Australia could be on the brink of legalising “three-person IVF”, a procedure which is hoped will prevent babies from being born with debilitating and potentially deadly genetic diseases.
It’s called mitochondrial donation, and very basically, it’s when the parts of a woman’s egg believed to be carrying a genetic abnormality, is replaced by the same parts of a healthy egg.
Usually 0.1 per cent of the egg comes from the second woman.
Because three people are required to create the embryo, it has been dubbed three-person IVF – and currently it’s unlawful in Australia.
At the moment the process contravenes two pieces of legislation – the Research Involving Human Embryos Act and the Prohibition of Human Cloning for Reproduction Act.
But that could be about to change.

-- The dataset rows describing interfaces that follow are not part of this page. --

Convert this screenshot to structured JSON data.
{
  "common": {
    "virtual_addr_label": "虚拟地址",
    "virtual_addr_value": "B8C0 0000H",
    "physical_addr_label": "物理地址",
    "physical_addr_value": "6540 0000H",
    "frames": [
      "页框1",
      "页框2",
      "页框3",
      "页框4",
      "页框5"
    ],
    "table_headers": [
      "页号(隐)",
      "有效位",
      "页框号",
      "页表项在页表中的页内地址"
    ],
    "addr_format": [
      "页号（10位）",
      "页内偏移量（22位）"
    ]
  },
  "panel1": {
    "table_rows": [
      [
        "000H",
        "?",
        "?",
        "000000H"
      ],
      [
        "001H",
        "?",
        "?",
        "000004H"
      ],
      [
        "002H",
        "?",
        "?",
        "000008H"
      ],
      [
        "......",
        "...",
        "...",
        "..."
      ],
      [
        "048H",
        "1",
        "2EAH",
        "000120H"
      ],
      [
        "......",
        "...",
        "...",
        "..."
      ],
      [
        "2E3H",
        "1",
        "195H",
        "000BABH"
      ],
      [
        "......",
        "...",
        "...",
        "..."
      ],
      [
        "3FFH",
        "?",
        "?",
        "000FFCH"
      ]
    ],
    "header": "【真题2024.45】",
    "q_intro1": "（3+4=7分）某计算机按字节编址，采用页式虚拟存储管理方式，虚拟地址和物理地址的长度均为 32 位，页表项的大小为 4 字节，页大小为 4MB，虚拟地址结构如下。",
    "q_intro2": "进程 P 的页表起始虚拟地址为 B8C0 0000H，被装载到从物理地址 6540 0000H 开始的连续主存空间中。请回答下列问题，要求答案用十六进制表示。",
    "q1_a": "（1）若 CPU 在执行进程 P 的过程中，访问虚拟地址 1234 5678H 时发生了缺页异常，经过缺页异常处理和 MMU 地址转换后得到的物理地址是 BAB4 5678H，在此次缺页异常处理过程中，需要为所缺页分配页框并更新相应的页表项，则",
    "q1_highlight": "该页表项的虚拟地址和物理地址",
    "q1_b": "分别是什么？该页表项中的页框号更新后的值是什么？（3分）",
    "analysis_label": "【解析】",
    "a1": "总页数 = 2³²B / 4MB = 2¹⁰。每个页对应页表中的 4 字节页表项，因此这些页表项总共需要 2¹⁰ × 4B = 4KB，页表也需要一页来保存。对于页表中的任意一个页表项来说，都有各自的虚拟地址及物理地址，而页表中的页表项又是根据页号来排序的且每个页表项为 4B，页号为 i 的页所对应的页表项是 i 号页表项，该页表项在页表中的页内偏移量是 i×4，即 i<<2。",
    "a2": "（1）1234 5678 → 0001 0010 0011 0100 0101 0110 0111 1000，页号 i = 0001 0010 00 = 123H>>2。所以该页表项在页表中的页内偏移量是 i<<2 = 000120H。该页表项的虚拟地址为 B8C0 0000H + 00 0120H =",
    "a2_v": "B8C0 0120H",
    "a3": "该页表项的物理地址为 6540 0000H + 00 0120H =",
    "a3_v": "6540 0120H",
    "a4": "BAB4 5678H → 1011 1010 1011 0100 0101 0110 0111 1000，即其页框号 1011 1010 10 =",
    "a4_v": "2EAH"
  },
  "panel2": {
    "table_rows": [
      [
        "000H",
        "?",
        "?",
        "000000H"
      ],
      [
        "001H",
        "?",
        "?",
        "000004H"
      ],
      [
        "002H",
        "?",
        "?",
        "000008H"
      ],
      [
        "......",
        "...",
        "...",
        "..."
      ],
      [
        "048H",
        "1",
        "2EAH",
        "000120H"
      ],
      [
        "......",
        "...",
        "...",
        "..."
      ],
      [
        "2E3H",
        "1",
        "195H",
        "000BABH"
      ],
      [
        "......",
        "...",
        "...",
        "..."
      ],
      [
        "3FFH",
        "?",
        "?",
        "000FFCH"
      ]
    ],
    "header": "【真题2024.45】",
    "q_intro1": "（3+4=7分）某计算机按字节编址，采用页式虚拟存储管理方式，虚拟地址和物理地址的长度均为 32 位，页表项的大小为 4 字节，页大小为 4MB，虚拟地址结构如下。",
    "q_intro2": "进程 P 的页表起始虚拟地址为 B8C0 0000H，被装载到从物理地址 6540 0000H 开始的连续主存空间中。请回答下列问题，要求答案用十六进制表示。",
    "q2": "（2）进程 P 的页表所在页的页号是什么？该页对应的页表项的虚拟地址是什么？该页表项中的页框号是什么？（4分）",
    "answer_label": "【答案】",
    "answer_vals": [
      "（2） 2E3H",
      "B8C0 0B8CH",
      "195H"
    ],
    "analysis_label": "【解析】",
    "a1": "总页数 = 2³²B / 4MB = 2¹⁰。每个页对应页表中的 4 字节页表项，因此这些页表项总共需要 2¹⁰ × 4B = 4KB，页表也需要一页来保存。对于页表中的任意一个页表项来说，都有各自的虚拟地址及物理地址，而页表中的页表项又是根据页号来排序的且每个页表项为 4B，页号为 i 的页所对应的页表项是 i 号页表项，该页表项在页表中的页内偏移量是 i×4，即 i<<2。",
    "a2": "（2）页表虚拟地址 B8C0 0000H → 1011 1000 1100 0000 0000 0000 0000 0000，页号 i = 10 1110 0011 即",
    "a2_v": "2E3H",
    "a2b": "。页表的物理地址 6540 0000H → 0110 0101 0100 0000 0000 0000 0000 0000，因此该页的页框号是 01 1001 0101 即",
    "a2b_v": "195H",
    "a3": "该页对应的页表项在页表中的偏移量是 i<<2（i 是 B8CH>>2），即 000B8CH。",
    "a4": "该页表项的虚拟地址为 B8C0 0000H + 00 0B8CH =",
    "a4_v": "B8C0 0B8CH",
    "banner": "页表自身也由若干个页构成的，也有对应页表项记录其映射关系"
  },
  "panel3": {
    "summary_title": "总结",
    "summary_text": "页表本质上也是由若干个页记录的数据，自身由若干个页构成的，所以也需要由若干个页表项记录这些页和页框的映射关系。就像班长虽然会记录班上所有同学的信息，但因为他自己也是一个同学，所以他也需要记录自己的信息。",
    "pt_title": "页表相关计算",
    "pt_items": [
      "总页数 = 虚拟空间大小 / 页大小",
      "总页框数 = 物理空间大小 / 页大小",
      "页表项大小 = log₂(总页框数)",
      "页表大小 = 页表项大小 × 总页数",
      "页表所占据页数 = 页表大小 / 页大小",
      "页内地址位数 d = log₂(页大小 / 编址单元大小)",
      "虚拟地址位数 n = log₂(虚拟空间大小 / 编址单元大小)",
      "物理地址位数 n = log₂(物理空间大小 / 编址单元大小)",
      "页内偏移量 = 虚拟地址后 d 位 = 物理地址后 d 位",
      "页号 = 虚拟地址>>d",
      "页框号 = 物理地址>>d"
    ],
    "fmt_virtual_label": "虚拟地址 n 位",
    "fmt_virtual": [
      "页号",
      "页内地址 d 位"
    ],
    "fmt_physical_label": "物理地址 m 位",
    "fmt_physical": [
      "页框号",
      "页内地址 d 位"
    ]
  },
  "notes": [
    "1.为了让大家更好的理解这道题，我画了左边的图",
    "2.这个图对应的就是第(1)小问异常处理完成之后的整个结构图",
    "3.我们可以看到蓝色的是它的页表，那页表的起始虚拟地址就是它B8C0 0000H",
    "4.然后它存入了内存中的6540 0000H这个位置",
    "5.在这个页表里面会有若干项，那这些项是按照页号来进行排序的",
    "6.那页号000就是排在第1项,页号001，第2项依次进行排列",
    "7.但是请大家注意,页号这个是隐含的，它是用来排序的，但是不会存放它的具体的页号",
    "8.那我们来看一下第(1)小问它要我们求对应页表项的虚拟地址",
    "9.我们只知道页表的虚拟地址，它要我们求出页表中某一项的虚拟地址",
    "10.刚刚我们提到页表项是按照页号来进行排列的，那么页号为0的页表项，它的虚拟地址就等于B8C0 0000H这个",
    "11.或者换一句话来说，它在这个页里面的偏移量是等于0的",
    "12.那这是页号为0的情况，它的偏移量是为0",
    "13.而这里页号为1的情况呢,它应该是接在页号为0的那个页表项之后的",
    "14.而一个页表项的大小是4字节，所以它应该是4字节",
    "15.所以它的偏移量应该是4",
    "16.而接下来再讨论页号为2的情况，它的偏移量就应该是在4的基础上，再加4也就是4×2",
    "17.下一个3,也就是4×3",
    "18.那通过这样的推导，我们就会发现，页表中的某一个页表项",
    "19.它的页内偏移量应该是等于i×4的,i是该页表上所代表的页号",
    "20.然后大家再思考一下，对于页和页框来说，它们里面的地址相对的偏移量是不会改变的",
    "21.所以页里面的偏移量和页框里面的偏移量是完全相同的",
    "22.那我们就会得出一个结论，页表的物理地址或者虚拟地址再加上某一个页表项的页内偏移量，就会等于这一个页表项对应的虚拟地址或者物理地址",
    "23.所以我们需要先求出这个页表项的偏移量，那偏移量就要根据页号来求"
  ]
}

The Australian Federal Government has recently broadly accepted the recommendations of a Senate inquiry into the implications of mitochondrial donation.
It will now convene an expert panel and launch a public consultation process.
The panel is expected to report back in April 2019, but any changes may not come into effect until late 2020.
At the moment, the only country that has regulatory framework in relation to mitochondrial donation is the UK.
In the UK, the Government licenses clinics to perform the technique and regulates which families qualify.